Ultimately, we plan to completely remove the need for the error-prone and tedious manual input of canonical url’s, by integrating the Project Explorer into all profile attributes that represent a (canonical url-based) reference to an external conformance resource. For example, this would allow users to edit a terminology binding by selecting a target ValueSet resource from the current project scope.
Forge, like all our Firely tools, is based on the open source FHIR .NET API library on github. Most of the FHIR-specific logic that Forge relies on is provided by the API, including the fundamental snapshot generator logic that is at the heart of FHIR profiling. We’ve updated most of the API logic to R4. However some advanced scenarios, such as the new behavior for choice type constraints, have not been implemented yet. We are now working to cover the remaining few implementation gaps. As soon as the relevant API logic has been updated to R4 and tested, we will start working on a new Forge branch for R4. Finally, we will have to redesign some UI components to conform to breaking changes in the FHIR R4 spec. We aim to publish a new Forge R4 release in time for the next HL7 WGM in May 2019.

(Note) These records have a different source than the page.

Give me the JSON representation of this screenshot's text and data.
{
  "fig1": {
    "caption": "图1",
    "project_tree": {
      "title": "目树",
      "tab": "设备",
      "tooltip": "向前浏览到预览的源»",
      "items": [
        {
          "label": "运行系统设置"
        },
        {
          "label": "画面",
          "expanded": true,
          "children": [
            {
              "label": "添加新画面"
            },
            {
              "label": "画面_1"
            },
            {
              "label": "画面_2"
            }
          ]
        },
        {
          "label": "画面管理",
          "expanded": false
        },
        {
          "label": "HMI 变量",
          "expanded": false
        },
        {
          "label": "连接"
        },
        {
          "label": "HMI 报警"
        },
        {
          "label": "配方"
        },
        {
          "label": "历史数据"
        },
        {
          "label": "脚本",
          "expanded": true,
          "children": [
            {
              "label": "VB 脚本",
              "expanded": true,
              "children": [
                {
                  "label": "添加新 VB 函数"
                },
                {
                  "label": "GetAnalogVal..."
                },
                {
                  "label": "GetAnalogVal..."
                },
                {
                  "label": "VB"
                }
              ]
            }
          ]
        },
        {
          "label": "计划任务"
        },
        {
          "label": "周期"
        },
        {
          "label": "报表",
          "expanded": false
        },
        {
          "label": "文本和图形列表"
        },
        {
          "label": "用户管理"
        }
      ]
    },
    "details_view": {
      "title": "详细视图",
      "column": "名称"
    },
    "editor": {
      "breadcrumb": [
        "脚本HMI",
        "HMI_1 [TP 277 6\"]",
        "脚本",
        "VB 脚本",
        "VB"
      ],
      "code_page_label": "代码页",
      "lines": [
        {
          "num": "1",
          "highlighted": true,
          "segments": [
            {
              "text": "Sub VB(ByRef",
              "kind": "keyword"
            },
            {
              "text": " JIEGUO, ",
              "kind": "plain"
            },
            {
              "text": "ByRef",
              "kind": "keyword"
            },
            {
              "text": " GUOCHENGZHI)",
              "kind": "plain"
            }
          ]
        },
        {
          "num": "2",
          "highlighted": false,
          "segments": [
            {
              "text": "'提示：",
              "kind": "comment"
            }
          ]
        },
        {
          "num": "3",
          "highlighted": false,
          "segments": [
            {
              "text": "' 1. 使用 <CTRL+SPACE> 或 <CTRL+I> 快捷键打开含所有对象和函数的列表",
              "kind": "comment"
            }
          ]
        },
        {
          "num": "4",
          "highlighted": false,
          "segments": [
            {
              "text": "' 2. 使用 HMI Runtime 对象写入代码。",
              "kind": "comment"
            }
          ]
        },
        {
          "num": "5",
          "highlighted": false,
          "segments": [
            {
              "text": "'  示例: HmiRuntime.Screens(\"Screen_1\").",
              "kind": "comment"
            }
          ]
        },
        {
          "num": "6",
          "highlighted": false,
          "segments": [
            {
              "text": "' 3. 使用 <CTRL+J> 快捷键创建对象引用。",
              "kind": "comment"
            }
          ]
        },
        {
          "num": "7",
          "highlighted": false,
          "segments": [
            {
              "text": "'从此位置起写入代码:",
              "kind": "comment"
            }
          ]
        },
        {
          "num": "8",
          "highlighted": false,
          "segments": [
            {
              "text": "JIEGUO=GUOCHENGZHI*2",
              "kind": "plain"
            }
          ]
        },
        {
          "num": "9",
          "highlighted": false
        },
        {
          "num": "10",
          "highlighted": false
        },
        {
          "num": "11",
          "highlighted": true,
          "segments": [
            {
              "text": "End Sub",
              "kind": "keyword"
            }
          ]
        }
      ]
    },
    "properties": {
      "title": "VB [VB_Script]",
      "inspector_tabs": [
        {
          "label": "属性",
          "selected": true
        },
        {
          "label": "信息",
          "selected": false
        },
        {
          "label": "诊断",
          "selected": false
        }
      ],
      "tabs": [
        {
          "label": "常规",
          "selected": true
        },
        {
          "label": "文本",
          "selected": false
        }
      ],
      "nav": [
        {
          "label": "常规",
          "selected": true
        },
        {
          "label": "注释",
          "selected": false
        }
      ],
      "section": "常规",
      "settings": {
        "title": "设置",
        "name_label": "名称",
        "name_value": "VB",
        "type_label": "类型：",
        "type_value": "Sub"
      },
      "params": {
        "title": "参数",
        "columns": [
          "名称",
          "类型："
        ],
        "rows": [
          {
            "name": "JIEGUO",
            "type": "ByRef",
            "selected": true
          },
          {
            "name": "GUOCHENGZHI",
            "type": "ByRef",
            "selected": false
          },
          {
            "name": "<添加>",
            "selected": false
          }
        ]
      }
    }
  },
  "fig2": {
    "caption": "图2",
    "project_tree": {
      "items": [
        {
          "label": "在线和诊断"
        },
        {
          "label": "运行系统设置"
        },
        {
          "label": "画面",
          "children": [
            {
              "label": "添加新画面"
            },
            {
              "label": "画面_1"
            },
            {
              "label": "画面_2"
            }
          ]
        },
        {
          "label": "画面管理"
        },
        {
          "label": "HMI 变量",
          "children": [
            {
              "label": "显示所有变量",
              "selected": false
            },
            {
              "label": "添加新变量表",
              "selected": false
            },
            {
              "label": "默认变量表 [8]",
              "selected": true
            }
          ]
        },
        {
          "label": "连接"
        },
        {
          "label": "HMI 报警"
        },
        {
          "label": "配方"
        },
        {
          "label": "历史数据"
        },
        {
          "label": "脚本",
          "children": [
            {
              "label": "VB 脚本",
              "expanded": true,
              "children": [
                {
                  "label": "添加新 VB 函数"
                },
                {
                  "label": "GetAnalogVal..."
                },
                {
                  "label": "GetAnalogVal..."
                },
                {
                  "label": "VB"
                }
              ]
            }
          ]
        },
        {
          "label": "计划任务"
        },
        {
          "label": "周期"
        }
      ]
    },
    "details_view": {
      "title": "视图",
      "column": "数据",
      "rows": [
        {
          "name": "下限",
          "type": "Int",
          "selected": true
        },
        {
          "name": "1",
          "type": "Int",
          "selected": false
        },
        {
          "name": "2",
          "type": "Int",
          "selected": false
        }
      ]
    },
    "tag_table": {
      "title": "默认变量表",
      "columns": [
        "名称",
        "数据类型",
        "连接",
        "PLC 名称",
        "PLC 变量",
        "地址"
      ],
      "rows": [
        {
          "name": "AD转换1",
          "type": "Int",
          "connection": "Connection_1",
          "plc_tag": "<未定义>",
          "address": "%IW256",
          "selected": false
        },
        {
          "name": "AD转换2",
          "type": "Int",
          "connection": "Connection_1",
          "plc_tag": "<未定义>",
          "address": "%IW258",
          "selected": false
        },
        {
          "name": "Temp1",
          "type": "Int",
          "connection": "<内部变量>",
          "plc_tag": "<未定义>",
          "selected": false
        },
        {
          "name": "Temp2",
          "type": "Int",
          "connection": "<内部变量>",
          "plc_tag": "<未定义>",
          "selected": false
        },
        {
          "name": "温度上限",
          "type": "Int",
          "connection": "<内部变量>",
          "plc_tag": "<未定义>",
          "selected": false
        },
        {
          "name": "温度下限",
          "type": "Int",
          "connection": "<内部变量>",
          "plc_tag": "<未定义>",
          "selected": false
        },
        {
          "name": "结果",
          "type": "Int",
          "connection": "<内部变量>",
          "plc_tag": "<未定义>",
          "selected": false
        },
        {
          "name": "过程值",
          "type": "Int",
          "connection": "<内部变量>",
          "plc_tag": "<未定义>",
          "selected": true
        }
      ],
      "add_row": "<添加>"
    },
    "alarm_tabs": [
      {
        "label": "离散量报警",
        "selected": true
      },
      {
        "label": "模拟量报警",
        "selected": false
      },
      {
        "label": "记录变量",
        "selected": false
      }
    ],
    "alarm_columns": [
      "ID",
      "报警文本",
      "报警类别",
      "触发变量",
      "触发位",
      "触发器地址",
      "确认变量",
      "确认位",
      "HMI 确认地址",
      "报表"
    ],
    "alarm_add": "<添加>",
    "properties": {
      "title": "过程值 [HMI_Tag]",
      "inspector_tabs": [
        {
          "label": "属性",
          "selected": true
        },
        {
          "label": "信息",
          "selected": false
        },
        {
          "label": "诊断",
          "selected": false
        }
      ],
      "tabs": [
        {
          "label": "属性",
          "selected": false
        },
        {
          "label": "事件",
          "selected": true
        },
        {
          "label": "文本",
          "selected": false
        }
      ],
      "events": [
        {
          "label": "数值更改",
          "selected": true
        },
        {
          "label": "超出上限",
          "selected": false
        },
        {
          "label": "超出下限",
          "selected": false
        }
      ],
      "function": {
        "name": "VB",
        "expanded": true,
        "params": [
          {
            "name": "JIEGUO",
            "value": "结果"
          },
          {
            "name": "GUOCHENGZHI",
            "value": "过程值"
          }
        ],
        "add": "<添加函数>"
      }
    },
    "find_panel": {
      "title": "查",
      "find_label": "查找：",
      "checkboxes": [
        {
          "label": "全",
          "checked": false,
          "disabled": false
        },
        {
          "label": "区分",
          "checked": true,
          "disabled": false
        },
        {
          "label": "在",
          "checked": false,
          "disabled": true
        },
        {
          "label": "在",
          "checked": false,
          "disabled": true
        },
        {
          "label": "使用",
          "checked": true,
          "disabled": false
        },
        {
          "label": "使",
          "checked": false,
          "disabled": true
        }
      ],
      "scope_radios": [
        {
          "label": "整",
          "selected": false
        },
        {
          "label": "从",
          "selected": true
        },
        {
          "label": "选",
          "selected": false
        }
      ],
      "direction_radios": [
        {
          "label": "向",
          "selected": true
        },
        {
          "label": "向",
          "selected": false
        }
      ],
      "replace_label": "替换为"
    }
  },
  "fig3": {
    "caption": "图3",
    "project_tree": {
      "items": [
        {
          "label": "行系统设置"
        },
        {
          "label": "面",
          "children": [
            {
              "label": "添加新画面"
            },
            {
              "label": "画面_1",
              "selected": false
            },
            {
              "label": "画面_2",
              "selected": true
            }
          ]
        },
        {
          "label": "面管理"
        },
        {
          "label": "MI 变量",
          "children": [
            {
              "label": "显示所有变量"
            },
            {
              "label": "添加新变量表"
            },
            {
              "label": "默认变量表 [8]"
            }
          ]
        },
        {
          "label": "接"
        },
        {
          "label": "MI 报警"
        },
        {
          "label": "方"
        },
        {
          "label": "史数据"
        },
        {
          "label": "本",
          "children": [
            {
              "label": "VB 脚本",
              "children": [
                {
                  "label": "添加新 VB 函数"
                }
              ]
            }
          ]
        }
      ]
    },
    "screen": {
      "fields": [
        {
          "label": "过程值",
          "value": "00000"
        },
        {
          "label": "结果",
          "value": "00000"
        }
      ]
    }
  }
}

Just like Forge for DSTU2 and STU3, we will also publish Forge R4 as a separate install package with a separate application identity. This ensures that you can install several different Forge releases for different FHIR versions on the same machine without any conflicts.